**** Provided data
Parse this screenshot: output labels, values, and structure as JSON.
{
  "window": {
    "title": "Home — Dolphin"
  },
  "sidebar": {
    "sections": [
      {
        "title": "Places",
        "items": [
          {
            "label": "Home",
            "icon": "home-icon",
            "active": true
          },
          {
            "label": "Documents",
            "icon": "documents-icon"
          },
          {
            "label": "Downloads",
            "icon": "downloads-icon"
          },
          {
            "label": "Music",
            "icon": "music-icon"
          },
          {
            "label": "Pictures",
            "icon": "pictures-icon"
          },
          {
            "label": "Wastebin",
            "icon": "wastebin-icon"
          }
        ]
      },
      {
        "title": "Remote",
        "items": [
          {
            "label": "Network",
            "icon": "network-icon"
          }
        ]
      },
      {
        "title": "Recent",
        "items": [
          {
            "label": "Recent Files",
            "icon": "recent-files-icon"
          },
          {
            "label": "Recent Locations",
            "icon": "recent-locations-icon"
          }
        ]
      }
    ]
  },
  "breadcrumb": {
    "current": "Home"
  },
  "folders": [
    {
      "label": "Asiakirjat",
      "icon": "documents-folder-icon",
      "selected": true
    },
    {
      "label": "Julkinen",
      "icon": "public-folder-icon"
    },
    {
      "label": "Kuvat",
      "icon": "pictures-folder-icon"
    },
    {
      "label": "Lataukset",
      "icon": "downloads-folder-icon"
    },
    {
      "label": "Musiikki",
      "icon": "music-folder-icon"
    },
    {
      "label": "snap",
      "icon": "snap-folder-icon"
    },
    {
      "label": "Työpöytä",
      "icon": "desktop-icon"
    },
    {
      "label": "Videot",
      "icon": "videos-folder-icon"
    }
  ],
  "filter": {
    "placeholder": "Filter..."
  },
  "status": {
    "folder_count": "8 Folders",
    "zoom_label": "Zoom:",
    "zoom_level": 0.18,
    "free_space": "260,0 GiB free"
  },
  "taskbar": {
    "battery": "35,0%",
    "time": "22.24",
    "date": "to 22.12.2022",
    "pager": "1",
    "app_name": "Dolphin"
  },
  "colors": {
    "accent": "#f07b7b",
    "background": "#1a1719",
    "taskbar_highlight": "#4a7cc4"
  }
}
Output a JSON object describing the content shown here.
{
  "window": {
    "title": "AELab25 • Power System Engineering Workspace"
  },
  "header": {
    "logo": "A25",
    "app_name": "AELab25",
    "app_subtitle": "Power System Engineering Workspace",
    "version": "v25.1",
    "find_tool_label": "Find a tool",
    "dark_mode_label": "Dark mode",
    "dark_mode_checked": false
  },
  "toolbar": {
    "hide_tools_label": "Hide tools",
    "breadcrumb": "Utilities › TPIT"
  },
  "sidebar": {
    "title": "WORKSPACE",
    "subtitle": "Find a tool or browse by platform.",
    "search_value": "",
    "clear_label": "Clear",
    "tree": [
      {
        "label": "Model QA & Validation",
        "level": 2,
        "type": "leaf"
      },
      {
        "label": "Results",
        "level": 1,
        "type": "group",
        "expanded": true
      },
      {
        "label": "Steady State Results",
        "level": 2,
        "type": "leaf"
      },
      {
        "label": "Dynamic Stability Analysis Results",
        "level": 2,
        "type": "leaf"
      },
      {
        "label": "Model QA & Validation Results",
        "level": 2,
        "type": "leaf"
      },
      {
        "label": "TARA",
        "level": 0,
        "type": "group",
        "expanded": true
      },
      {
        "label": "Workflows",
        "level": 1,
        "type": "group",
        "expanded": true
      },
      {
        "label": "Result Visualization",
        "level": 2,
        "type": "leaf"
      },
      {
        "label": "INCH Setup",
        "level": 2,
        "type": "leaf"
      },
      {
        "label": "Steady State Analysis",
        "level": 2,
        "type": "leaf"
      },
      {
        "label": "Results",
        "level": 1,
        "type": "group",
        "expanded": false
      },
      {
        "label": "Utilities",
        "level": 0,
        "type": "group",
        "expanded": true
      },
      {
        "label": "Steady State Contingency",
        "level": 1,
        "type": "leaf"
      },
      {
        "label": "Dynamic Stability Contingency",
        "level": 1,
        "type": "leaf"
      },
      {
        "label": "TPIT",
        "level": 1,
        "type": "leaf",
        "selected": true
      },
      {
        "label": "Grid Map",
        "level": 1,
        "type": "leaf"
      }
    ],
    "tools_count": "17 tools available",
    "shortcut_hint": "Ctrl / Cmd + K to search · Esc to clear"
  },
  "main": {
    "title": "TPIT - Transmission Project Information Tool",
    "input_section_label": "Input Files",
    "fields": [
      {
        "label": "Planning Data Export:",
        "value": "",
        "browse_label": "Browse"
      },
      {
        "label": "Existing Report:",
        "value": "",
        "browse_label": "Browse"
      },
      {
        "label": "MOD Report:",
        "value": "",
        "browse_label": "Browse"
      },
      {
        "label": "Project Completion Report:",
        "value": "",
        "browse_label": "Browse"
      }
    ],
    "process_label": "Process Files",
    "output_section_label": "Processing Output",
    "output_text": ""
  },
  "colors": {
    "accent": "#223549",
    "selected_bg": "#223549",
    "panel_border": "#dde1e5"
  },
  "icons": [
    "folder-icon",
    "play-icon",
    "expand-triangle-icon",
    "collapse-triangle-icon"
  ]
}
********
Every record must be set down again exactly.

Parse this screenshot: output labels, values, and structure as JSON.
{
  "window": {
    "title": "Home — Dolphin"
  },
  "sidebar": {
    "sections": [
      {
        "title": "Places",
        "items": [
          {
            "label": "Home",
            "icon": "home-icon",
            "active": true
          },
          {
            "label": "Documents",
            "icon": "documents-icon"
          },
          {
            "label": "Downloads",
            "icon": "downloads-icon"
          },
          {
            "label": "Music",
            "icon": "music-icon"
          },
          {
            "label": "Pictures",
            "icon": "pictures-icon"
          },
          {
            "label": "Wastebin",
            "icon": "wastebin-icon"
          }
        ]
      },
      {
        "title": "Remote",
        "items": [
          {
            "label": "Network",
            "icon": "network-icon"
          }
        ]
      },
      {
        "title": "Recent",
        "items": [
          {
            "label": "Recent Files",
            "icon": "recent-files-icon"
          },
          {
            "label": "Recent Locations",
            "icon": "recent-locations-icon"
          }
        ]
      }
    ]
  },
  "breadcrumb": {
    "current": "Home"
  },
  "folders": [
    {
      "label": "Asiakirjat",
      "icon": "documents-folder-icon",
      "selected": true
    },
    {
      "label": "Julkinen",
      "icon": "public-folder-icon"
    },
    {
      "label": "Kuvat",
      "icon": "pictures-folder-icon"
    },
    {
      "label": "Lataukset",
      "icon": "downloads-folder-icon"
    },
    {
      "label": "Musiikki",
      "icon": "music-folder-icon"
    },
    {
      "label": "snap",
      "icon": "snap-folder-icon"
    },
    {
      "label": "Työpöytä",
      "icon": "desktop-icon"
    },
    {
      "label": "Videot",
      "icon": "videos-folder-icon"
    }
  ],
  "filter": {
    "placeholder": "Filter..."
  },
  "status": {
    "folder_count": "8 Folders",
    "zoom_label": "Zoom:",
    "zoom_level": 0.18,
    "free_space": "260,0 GiB free"
  },
  "taskbar": {
    "battery": "35,0%",
    "time": "22.24",
    "date": "to 22.12.2022",
    "pager": "1",
    "app_name": "Dolphin"
  },
  "colors": {
    "accent": "#f07b7b",
    "background": "#1a1719",
    "taskbar_highlight": "#4a7cc4"
  }
}
Output a JSON object describing the content shown here.
{
  "window": {
    "title": "AELab25 • Power System Engineering Workspace"
  },
  "header": {
    "logo": "A25",
    "app_name": "AELab25",
    "app_subtitle": "Power System Engineering Workspace",
    "version": "v25.1",
    "find_tool_label": "Find a tool",
    "dark_mode_label": "Dark mode",
    "dark_mode_checked": false
  },
  "toolbar": {
    "hide_tools_label": "Hide tools",
    "breadcrumb": "Utilities › TPIT"
  },
  "sidebar": {
    "title": "WORKSPACE",
    "subtitle": "Find a tool or browse by platform.",
    "search_value": "",
    "clear_label": "Clear",
    "tree": [
      {
        "label": "Model QA & Validation",
        "level": 2,
        "type": "leaf"
      },
      {
        "label": "Results",
        "level": 1,
        "type": "group",
        "expanded": true
      },
      {
        "label": "Steady State Results",
        "level": 2,
        "type": "leaf"
      },
      {
        "label": "Dynamic Stability Analysis Results",
        "level": 2,
        "type": "leaf"
      },
      {
        "label": "Model QA & Validation Results",
        "level": 2,
        "type": "leaf"
      },
      {
        "label": "TARA",
        "level": 0,
        "type": "group",
        "expanded": true
      },
      {
        "label": "Workflows",
        "level": 1,
        "type": "group",
        "expanded": true
      },
      {
        "label": "Result Visualization",
        "level": 2,
        "type": "leaf"
      },
      {
        "label": "INCH Setup",
        "level": 2,
        "type": "leaf"
      },
      {
        "label": "Steady State Analysis",
        "level": 2,
        "type": "leaf"
      },
      {
        "label": "Results",
        "level": 1,
        "type": "group",
        "expanded": false
      },
      {
        "label": "Utilities",
        "level": 0,
        "type": "group",
        "expanded": true
      },
      {
        "label": "Steady State Contingency",
        "level": 1,
        "type": "leaf"
      },
      {
        "label": "Dynamic Stability Contingency",
        "level": 1,
        "type": "leaf"
      },
      {
        "label": "TPIT",
        "level": 1,
        "type": "leaf",
        "selected": true
      },
      {
        "label": "Grid Map",
        "level": 1,
        "type": "leaf"
      }
    ],
    "tools_count": "17 tools available",
    "shortcut_hint": "Ctrl / Cmd + K to search · Esc to clear"
  },
  "main": {
    "title": "TPIT - Transmission Project Information Tool",
    "input_section_label": "Input Files",
    "fields": [
      {
        "label": "Planning Data Export:",
        "value": "",
        "browse_label": "Browse"
      },
      {
        "label": "Existing Report:",
        "value": "",
        "browse_label": "Browse"
      },
      {
        "label": "MOD Report:",
        "value": "",
        "browse_label": "Browse"
      },
      {
        "label": "Project Completion Report:",
        "value": "",
        "browse_label": "Browse"
      }
    ],
    "process_label": "Process Files",
    "output_section_label": "Processing Output",
    "output_text": ""
  },
  "colors": {
    "accent": "#223549",
    "selected_bg": "#223549",
    "panel_border": "#dde1e5"
  },
  "icons": [
    "folder-icon",
    "play-icon",
    "expand-triangle-icon",
    "collapse-triangle-icon"
  ]
}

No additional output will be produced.